= Your objective =
All records are to be restated exactly, each line as it reads.

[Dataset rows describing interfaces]

[Start of Attachment]

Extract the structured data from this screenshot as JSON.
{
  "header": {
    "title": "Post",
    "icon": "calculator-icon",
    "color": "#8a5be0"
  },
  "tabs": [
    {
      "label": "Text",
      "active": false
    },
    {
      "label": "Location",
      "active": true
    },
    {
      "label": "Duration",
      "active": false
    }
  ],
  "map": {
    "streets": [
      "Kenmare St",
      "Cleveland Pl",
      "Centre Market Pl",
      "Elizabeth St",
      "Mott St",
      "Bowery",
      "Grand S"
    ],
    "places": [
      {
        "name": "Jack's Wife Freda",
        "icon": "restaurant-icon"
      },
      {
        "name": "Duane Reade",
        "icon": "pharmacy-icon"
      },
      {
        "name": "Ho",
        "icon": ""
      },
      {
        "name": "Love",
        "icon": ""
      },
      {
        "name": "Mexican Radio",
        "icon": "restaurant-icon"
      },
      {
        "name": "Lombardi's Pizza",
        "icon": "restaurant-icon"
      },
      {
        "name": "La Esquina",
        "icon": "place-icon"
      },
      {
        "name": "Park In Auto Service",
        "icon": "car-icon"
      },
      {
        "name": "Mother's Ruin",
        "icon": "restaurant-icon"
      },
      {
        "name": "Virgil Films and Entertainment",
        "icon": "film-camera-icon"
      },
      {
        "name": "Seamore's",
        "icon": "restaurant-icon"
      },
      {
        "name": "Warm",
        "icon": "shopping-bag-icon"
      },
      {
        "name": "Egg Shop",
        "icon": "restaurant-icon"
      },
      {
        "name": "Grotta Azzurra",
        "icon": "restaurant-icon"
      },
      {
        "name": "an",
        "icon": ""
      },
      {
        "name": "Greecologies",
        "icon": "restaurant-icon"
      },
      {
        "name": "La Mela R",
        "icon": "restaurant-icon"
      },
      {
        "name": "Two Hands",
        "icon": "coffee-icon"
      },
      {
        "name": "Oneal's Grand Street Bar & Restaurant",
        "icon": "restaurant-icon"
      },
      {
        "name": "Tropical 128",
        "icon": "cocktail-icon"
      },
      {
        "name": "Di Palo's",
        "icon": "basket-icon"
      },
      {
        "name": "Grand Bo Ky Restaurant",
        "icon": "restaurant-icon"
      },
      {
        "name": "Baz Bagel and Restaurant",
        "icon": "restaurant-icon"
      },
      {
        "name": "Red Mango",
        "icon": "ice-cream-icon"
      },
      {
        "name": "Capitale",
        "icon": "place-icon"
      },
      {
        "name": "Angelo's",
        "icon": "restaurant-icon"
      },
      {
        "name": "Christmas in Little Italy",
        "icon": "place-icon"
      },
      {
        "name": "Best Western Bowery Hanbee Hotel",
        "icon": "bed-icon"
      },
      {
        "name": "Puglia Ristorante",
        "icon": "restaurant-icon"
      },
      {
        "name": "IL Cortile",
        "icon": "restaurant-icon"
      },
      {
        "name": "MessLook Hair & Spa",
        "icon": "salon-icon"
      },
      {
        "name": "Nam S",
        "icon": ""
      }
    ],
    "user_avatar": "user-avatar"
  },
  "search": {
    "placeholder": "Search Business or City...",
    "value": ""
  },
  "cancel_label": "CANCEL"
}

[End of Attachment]

= Answer for this exercise =
Extract the structured data from this screenshot as JSON.
{
  "header": {
    "title": "Post",
    "icon": "calculator-icon",
    "color": "#8a5be0"
  },
  "tabs": [
    {
      "label": "Text",
      "active": false
    },
    {
      "label": "Location",
      "active": true
    },
    {
      "label": "Duration",
      "active": false
    }
  ],
  "map": {
    "streets": [
      "Kenmare St",
      "Cleveland Pl",
      "Centre Market Pl",
      "Elizabeth St",
      "Mott St",
      "Bowery",
      "Grand S"
    ],
    "places": [
      {
        "name": "Jack's Wife Freda",
        "icon": "restaurant-icon"
      },
      {
        "name": "Duane Reade",
        "icon": "pharmacy-icon"
      },
      {
        "name": "Ho",
        "icon": ""
      },
      {
        "name": "Love",
        "icon": ""
      },
      {
        "name": "Mexican Radio",
        "icon": "restaurant-icon"
      },
      {
        "name": "Lombardi's Pizza",
        "icon": "restaurant-icon"
      },
      {
        "name": "La Esquina",
        "icon": "place-icon"
      },
      {
        "name": "Park In Auto Service",
        "icon": "car-icon"
      },
      {
        "name": "Mother's Ruin",
        "icon": "restaurant-icon"
      },
      {
        "name": "Virgil Films and Entertainment",
        "icon": "film-camera-icon"
      },
      {
        "name": "Seamore's",
        "icon": "restaurant-icon"
      },
      {
        "name": "Warm",
        "icon": "shopping-bag-icon"
      },
      {
        "name": "Egg Shop",
        "icon": "restaurant-icon"
      },
      {
        "name": "Grotta Azzurra",
        "icon": "restaurant-icon"
      },
      {
        "name": "an",
        "icon": ""
      },
      {
        "name": "Greecologies",
        "icon": "restaurant-icon"
      },
      {
        "name": "La Mela R",
        "icon": "restaurant-icon"
      },
      {
        "name": "Two Hands",
        "icon": "coffee-icon"
      },
      {
        "name": "Oneal's Grand Street Bar & Restaurant",
        "icon": "restaurant-icon"
      },
      {
        "name": "Tropical 128",
        "icon": "cocktail-icon"
      },
      {
        "name": "Di Palo's",
        "icon": "basket-icon"
      },
      {
        "name": "Grand Bo Ky Restaurant",
        "icon": "restaurant-icon"
      },
      {
        "name": "Baz Bagel and Restaurant",
        "icon": "restaurant-icon"
      },
      {
        "name": "Red Mango",
        "icon": "ice-cream-icon"
      },
      {
        "name": "Capitale",
        "icon": "place-icon"
      },
      {
        "name": "Angelo's",
        "icon": "restaurant-icon"
      },
      {
        "name": "Christmas in Little Italy",
        "icon": "place-icon"
      },
      {
        "name": "Best Western Bowery Hanbee Hotel",
        "icon": "bed-icon"
      },
      {
        "name": "Puglia Ristorante",
        "icon": "restaurant-icon"
      },
      {
        "name": "IL Cortile",
        "icon": "restaurant-icon"
      },
      {
        "name": "MessLook Hair & Spa",
        "icon": "salon-icon"
      },
      {
        "name": "Nam S",
        "icon": ""
      }
    ],
    "user_avatar": "user-avatar"
  },
  "search": {
    "placeholder": "Search Business or City...",
    "value": ""
  },
  "cancel_label": "CANCEL"
}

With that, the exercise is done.